Lottery is a popular form of gambling that awards prizes based on the drawing of lots. The casting of lots to determine fates or decisions has a long record in human history, including several instances in the Bible. The use of the lottery to raise money for public purposes, however, is more recent, beginning in the Low Countries in the 15th century. Records show that towns held public lotteries in order to fund town fortifications and help the poor.
In state-run lotteries, players buy tickets in exchange for a chance to win a prize – typically cash – based on the number of tickets sold. A prize pool is predetermined for each drawing, and the proceeds from ticket sales are used to award the prizes. The total value of the prizes is commonly the sum of a large jackpot, with other smaller prizes distributed throughout the draw. The promoters’ profits and costs of promotion are deducted from the prize pool, and tickets may also carry advertising fees.

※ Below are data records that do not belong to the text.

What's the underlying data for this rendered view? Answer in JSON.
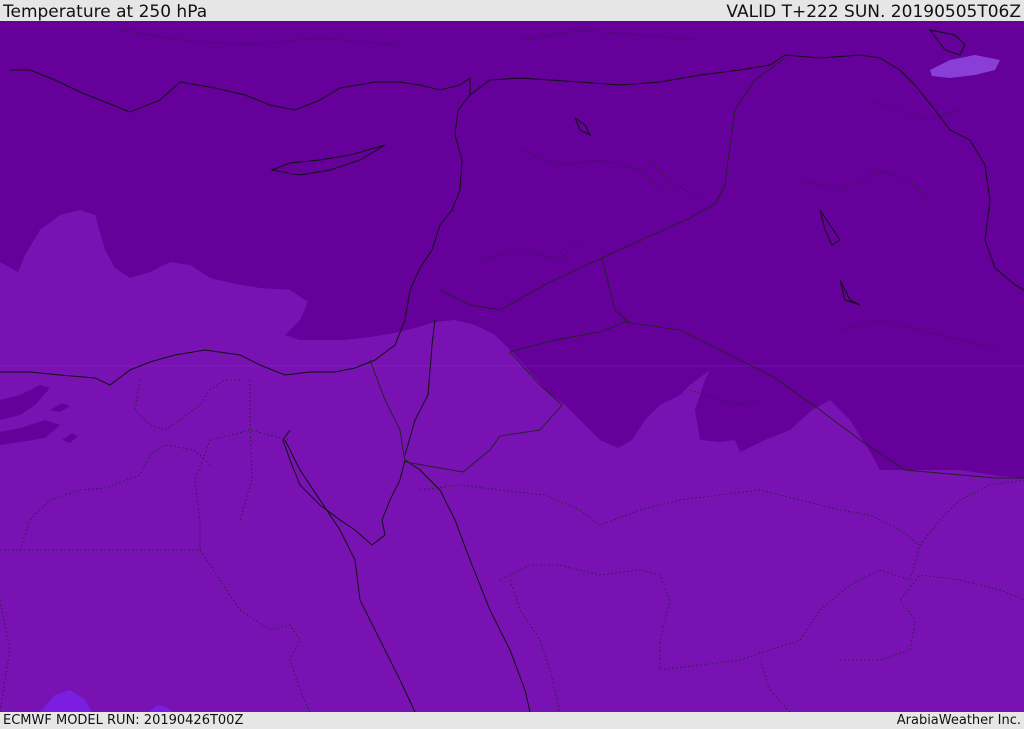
{
  "header": {
    "title": "Temperature at 250 hPa",
    "valid_time": "VALID T+222 SUN. 20190505T06Z"
  },
  "footer": {
    "model_run": "ECMWF MODEL RUN: 20190426T00Z",
    "credit": "ArabiaWeather Inc."
  },
  "map": {
    "field": "temperature at 250 hPa",
    "colors": {
      "colder_band": "#65009a",
      "warmer_band": "#7812b2",
      "warmest_patch": "#7b1ee0",
      "light_patch": "#8a3ed8",
      "coastline": "#111111",
      "border": "#222222"
    }
  }
}
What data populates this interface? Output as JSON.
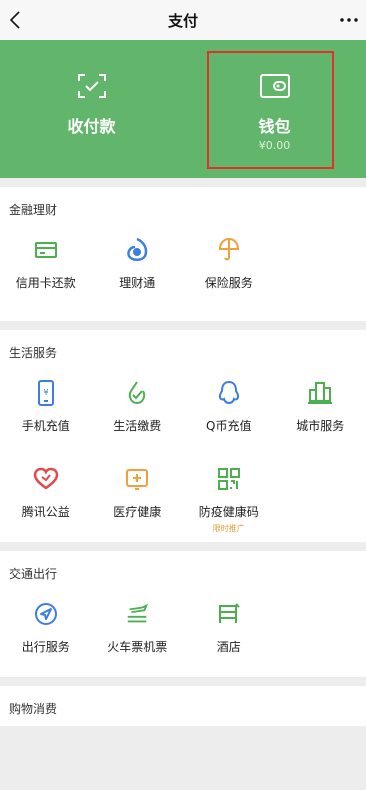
{
  "navbar": {
    "title": "支付"
  },
  "hero": {
    "items": [
      {
        "label": "收付款",
        "sub": ""
      },
      {
        "label": "钱包",
        "sub": "¥0.00"
      }
    ]
  },
  "sections": [
    {
      "title": "金融理财",
      "items": [
        {
          "label": "信用卡还款",
          "icon": "credit-card-icon",
          "color": "#4caf50"
        },
        {
          "label": "理财通",
          "icon": "wealth-icon",
          "color": "#3d7fe0"
        },
        {
          "label": "保险服务",
          "icon": "umbrella-icon",
          "color": "#f0a13a"
        }
      ]
    },
    {
      "title": "生活服务",
      "items": [
        {
          "label": "手机充值",
          "icon": "phone-icon",
          "color": "#3d7fe0"
        },
        {
          "label": "生活缴费",
          "icon": "check-drop-icon",
          "color": "#4caf50"
        },
        {
          "label": "Q币充值",
          "icon": "qq-icon",
          "color": "#3d7fe0"
        },
        {
          "label": "城市服务",
          "icon": "city-icon",
          "color": "#4caf50"
        },
        {
          "label": "腾讯公益",
          "icon": "heart-icon",
          "color": "#e04b4b"
        },
        {
          "label": "医疗健康",
          "icon": "medical-icon",
          "color": "#f0a13a"
        },
        {
          "label": "防疫健康码",
          "icon": "qr-code-icon",
          "color": "#4caf50",
          "tag": "限时推广"
        }
      ]
    },
    {
      "title": "交通出行",
      "items": [
        {
          "label": "出行服务",
          "icon": "navigation-icon",
          "color": "#3d7fe0"
        },
        {
          "label": "火车票机票",
          "icon": "train-plane-icon",
          "color": "#4caf50"
        },
        {
          "label": "酒店",
          "icon": "hotel-bed-icon",
          "color": "#4caf50"
        }
      ]
    },
    {
      "title": "购物消费",
      "items": []
    }
  ]
}
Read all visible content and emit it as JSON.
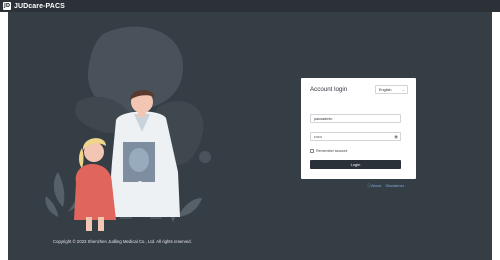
{
  "titlebar": {
    "logo": "JD",
    "title": "JUDcare-PACS"
  },
  "login": {
    "title": "Account login",
    "language": "English",
    "username_value": "pacsadmin",
    "password_value": "••••••",
    "remember_label": "Remember account",
    "remember_checked": false,
    "login_button": "Login"
  },
  "links": {
    "about": "ⓘAbout",
    "disclaimer": "Disclaimer"
  },
  "footer": {
    "copyright": "Copyright © 2023 Shenzhen Judling Medical Co., Ltd. All rights reserved."
  },
  "colors": {
    "titlebar": "#2b3137",
    "background": "#353d45",
    "button": "#2a3138",
    "link": "#7eaedb",
    "accent_red": "#e0665d"
  },
  "icons": {
    "logo": "jd-logo-icon",
    "dropdown": "chevron-down-icon",
    "eye": "eye-icon",
    "about": "info-icon"
  }
}
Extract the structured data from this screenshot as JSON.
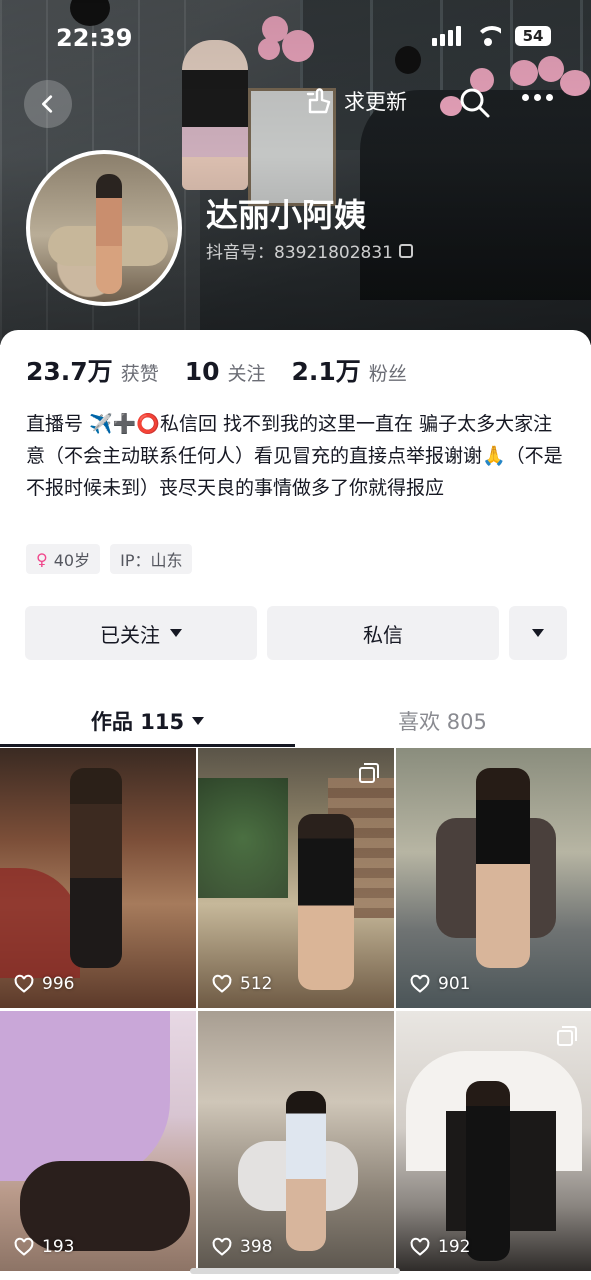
{
  "status_bar": {
    "time": "22:39",
    "battery": "54"
  },
  "header": {
    "update_label": "求更新",
    "nickname": "达丽小阿姨",
    "douyin_id": "抖音号：83921802831"
  },
  "stats": [
    {
      "value": "23.7万",
      "label": "获赞"
    },
    {
      "value": "10",
      "label": "关注"
    },
    {
      "value": "2.1万",
      "label": "粉丝"
    }
  ],
  "bio": "直播号 ✈️➕⭕私信回 找不到我的这里一直在 骗子太多大家注意（不会主动联系任何人）看见冒充的直接点举报谢谢🙏（不是不报时候未到）丧尽天良的事情做多了你就得报应",
  "tags": {
    "age": "40岁",
    "ip": "IP：山东"
  },
  "actions": {
    "follow": "已关注",
    "message": "私信"
  },
  "tabs": {
    "works": "作品 115",
    "likes": "喜欢 805"
  },
  "videos": [
    {
      "likes": "996"
    },
    {
      "likes": "512"
    },
    {
      "likes": "901"
    },
    {
      "likes": "193"
    },
    {
      "likes": "398"
    },
    {
      "likes": "192"
    }
  ],
  "colors": {
    "accent_pink": "#f0488c",
    "text_primary": "#161823",
    "button_bg": "#f1f1f3"
  }
}
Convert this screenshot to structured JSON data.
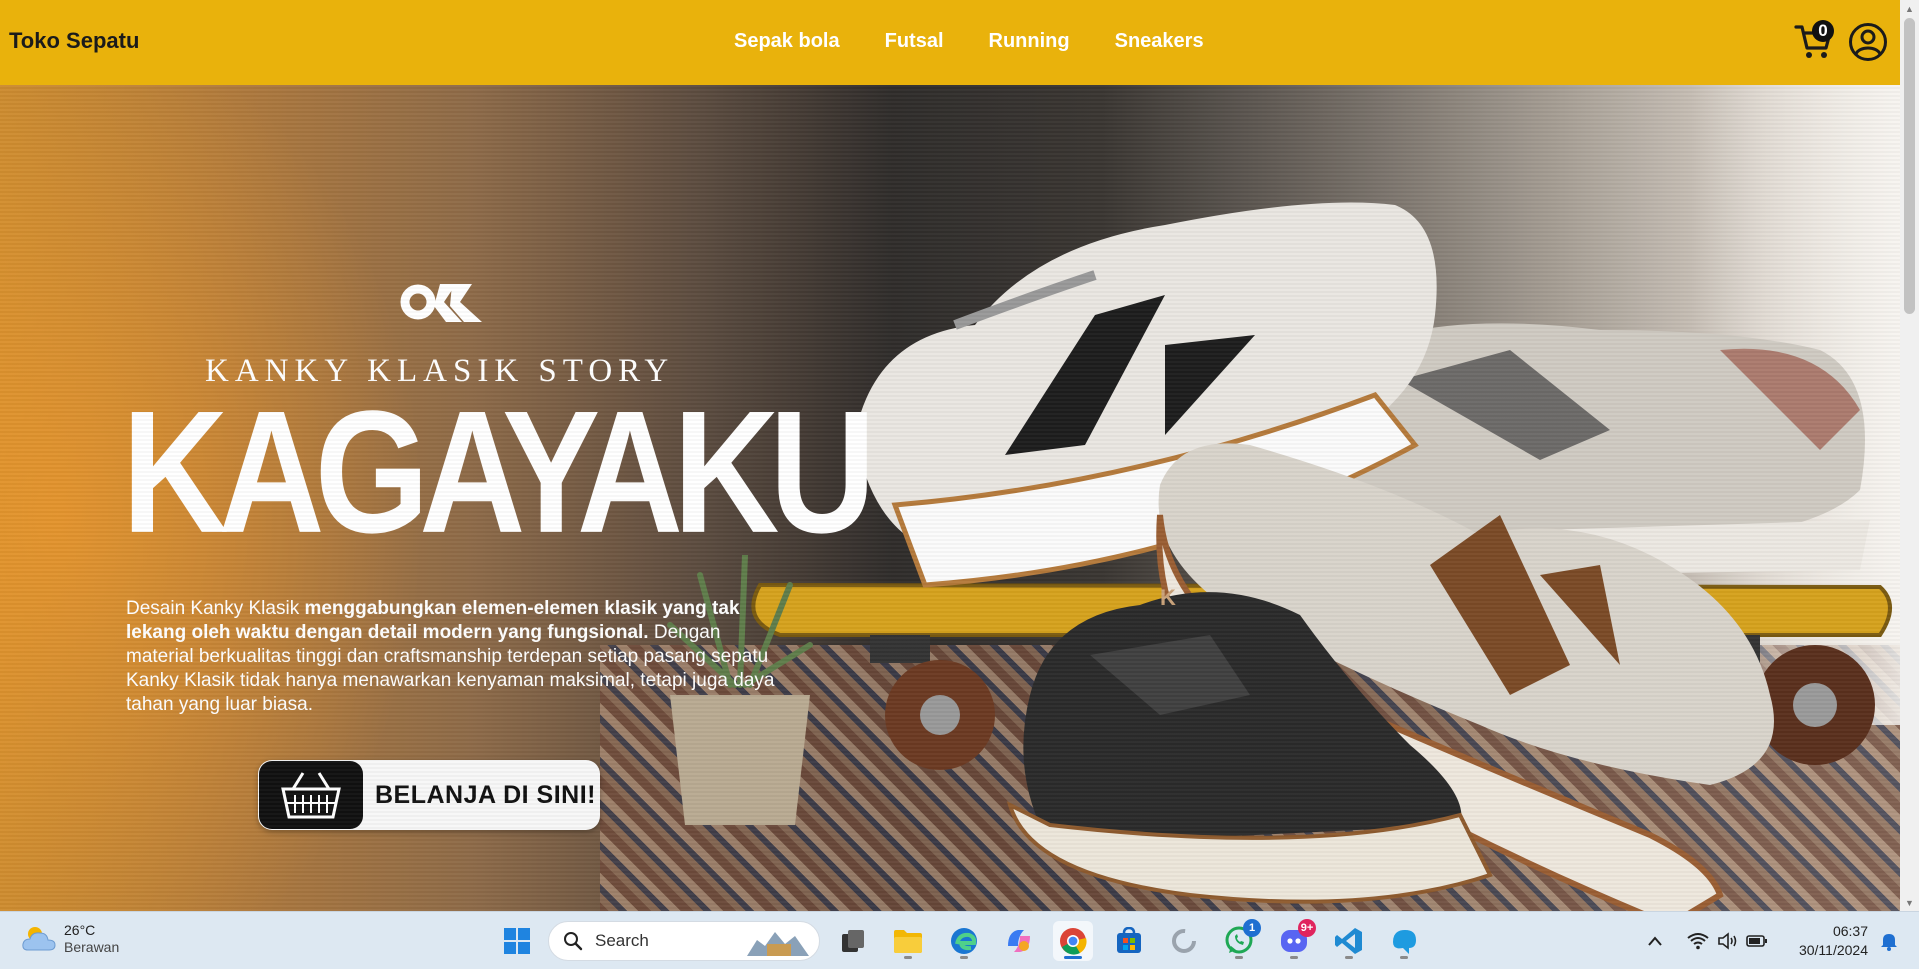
{
  "header": {
    "brand": "Toko Sepatu",
    "nav": [
      "Sepak bola",
      "Futsal",
      "Running",
      "Sneakers"
    ],
    "cart_count": "0",
    "brand_color": "#e9b20c"
  },
  "hero": {
    "logo_text": "OK",
    "story": "KANKY KLASIK STORY",
    "title": "KAGAYAKU",
    "desc_1": "Desain Kanky Klasik ",
    "desc_bold": "menggabungkan elemen-elemen klasik yang tak lekang oleh waktu dengan detail modern yang fungsional.",
    "desc_2": " Dengan material berkualitas tinggi dan craftsmanship terdepan setiap pasang sepatu Kanky Klasik tidak hanya menawarkan kenyaman maksimal, tetapi juga daya tahan yang luar biasa.",
    "cta": "BELANJA DI SINI!"
  },
  "taskbar": {
    "weather_temp": "26°C",
    "weather_desc": "Berawan",
    "search_placeholder": "Search",
    "whatsapp_badge": "1",
    "discord_badge": "9+",
    "time": "06:37",
    "date": "30/11/2024",
    "icons": [
      "windows-start",
      "search",
      "task-view",
      "file-explorer",
      "edge",
      "copilot",
      "chrome",
      "microsoft-store",
      "loading-app",
      "whatsapp",
      "discord",
      "vscode",
      "app"
    ]
  }
}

State-run lotteries are designed to maximize revenues, and their marketing campaigns focus on promoting the idea that playing the lottery will benefit society in some way. During economic stress, this argument is especially effective, as it can be framed as a painless alternative to taxes and cuts in social programs. But studies have shown that the popularity of the lottery is not closely related to a state’s objective fiscal conditions. In fact, states have adopted lotteries even in times of prosperity.
The history of the lottery in America is rich and varied. Early colonial-era lotteries were used to finance both private and public ventures, such as paving streets and building wharves, and played a major role in financing the settlement of the first English colonies. Later, colonial lotteries helped fund schools, canals, and churches. George Washington sponsored a lottery in 1768 to finance his expedition against the French and Indians, and lotteries also played an important role in colonial-era warfare.
Modern lotteries are much more sophisticated than the traditional games that preceded them. Instead of selling numbered tickets, they sell combinations of numbers that correspond to specific outcomes in the drawing. In addition, they offer multiple types of games, such as video poker and keno. Each game offers different odds and payouts, so players should choose the ones that match their personal preferences and budget.
To improve your chances of winning, play national lotteries rather than local ones. They have a larger number of available numbers, and they tend to have better odds of hitting the jackpot. It’s also worth avoiding numbers that have sentimental value, such as birthdays or anniversaries. Instead, pick numbers that are not too close together, so that other players won’t play the same combination. Buying more tickets also increases your odds of winning.
Once you’ve won the lottery, it’s important to plan for your future. You’ll have to decide whether to take a lump-sum or a long-term payout, and you’ll need to consult with an accountant to make the right choice. Be sure to ask about the tax rates on lottery winnings, as they vary from state to state.